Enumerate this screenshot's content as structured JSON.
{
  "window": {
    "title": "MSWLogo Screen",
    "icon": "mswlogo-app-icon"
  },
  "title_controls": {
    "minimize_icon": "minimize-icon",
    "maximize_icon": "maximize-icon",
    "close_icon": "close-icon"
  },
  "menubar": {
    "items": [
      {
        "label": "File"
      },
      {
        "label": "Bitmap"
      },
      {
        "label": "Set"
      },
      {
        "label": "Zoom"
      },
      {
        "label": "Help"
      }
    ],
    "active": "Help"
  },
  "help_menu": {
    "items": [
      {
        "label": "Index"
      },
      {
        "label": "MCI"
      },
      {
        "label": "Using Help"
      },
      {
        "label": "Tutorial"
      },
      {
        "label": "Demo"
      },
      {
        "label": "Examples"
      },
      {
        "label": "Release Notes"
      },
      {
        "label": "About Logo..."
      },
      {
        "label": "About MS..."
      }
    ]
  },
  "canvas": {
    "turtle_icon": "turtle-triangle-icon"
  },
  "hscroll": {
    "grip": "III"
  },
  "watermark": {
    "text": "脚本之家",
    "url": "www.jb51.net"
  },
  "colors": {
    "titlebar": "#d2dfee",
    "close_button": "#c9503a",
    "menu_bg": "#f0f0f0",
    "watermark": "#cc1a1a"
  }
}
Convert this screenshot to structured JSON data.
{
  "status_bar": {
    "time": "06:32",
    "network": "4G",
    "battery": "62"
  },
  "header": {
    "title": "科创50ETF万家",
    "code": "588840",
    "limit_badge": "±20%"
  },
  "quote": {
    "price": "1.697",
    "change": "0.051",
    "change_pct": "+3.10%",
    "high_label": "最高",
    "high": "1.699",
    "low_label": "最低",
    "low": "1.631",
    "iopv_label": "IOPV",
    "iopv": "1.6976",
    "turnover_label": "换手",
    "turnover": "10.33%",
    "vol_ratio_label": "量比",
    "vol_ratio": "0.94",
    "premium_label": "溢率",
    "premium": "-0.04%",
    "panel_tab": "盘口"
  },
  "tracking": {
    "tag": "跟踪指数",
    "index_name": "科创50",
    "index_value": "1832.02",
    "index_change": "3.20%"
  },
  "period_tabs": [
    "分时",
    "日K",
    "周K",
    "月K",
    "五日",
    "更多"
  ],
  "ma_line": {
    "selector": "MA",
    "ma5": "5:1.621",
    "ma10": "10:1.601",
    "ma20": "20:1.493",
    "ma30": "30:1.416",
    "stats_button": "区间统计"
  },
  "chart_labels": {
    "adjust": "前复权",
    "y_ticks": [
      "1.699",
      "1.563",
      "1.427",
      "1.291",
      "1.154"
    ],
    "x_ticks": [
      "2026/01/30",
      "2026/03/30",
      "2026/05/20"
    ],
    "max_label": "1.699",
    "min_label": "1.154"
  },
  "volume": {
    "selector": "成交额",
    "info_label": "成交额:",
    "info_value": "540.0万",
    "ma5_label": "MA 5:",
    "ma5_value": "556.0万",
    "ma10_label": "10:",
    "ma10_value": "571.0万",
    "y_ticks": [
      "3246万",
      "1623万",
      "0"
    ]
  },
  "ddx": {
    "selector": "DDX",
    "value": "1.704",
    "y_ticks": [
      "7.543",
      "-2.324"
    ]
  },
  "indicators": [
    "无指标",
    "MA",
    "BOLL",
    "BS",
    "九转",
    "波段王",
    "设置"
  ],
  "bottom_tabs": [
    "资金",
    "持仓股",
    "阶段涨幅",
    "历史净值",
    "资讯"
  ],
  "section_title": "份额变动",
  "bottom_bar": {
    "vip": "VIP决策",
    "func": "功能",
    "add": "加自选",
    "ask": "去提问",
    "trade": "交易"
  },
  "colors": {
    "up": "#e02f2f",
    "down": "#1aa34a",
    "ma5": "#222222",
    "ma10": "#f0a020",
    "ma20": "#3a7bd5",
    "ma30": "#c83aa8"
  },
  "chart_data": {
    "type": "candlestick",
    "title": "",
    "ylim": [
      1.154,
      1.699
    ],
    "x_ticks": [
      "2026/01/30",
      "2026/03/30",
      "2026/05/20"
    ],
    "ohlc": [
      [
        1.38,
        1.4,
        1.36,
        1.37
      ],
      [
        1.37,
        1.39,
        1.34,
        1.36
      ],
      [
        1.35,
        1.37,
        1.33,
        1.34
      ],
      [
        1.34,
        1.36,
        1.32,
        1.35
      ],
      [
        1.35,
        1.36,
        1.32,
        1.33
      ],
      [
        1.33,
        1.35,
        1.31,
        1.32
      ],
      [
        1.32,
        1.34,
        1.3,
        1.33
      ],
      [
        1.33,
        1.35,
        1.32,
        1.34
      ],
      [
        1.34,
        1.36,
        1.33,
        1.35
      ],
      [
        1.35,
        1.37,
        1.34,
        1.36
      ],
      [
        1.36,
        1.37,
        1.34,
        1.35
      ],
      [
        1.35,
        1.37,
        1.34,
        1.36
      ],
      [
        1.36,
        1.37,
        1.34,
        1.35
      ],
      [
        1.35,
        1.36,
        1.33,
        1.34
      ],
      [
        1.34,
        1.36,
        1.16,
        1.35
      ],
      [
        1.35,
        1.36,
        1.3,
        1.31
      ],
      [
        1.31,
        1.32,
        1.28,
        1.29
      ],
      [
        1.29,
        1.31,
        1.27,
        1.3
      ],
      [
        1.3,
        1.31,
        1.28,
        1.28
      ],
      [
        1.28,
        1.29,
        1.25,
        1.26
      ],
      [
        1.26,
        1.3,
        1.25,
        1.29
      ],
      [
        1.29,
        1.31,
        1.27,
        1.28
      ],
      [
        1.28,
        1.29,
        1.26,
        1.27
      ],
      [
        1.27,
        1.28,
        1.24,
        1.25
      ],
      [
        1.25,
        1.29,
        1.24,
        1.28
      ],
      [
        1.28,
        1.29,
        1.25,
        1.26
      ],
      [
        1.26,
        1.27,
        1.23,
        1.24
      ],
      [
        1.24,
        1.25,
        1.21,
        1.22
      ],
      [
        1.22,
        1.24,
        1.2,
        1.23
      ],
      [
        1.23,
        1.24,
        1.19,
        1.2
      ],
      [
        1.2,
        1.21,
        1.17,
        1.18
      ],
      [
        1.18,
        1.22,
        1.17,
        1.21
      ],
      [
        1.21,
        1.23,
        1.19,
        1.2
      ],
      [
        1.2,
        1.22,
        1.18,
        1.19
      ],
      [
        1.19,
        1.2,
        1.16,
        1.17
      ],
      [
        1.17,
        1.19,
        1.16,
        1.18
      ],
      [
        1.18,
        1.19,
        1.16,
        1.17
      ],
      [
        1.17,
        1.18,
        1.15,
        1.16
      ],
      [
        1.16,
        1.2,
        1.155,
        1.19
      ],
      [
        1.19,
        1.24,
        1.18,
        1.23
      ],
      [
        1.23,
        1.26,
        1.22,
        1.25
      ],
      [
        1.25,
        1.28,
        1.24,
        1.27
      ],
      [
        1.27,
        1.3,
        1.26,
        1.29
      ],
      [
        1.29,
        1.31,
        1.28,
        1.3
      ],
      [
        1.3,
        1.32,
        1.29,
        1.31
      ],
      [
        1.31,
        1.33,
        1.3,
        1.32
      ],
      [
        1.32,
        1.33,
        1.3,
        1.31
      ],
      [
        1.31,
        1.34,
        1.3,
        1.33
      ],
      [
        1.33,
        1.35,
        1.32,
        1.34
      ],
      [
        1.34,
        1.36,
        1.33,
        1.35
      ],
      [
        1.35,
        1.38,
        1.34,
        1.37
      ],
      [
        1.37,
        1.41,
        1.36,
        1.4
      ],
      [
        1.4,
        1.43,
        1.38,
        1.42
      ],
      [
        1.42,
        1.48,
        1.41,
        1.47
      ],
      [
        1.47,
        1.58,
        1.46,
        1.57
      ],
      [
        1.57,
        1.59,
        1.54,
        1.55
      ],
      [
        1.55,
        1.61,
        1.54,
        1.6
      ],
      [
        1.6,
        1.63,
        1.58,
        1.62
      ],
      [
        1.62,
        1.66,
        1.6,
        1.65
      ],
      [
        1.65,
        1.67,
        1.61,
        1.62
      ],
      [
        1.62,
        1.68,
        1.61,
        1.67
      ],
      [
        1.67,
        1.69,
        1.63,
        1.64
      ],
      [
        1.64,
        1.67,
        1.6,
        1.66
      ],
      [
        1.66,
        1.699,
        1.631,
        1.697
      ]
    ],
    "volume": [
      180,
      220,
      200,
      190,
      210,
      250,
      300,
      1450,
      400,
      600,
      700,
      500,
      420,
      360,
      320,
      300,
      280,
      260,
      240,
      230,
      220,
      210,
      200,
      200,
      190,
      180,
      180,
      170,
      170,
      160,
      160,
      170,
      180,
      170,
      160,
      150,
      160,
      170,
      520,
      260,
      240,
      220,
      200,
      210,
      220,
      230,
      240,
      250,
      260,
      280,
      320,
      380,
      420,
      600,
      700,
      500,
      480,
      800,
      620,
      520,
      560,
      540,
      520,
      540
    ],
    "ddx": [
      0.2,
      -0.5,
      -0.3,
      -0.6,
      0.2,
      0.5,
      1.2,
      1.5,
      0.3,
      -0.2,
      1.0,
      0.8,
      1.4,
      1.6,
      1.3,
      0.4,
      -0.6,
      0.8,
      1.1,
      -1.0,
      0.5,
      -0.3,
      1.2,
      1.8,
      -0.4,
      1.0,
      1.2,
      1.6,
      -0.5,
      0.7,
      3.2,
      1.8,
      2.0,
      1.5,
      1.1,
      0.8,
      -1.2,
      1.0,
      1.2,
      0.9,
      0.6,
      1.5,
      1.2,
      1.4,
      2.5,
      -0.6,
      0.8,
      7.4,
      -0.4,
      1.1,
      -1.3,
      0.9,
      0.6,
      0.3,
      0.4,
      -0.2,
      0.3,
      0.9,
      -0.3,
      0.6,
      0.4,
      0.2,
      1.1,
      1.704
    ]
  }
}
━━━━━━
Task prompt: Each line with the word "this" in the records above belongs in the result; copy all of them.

Solved problem:
Enumerate this screenshot's content as structured JSON.
Convert this screenshot to structured JSON data.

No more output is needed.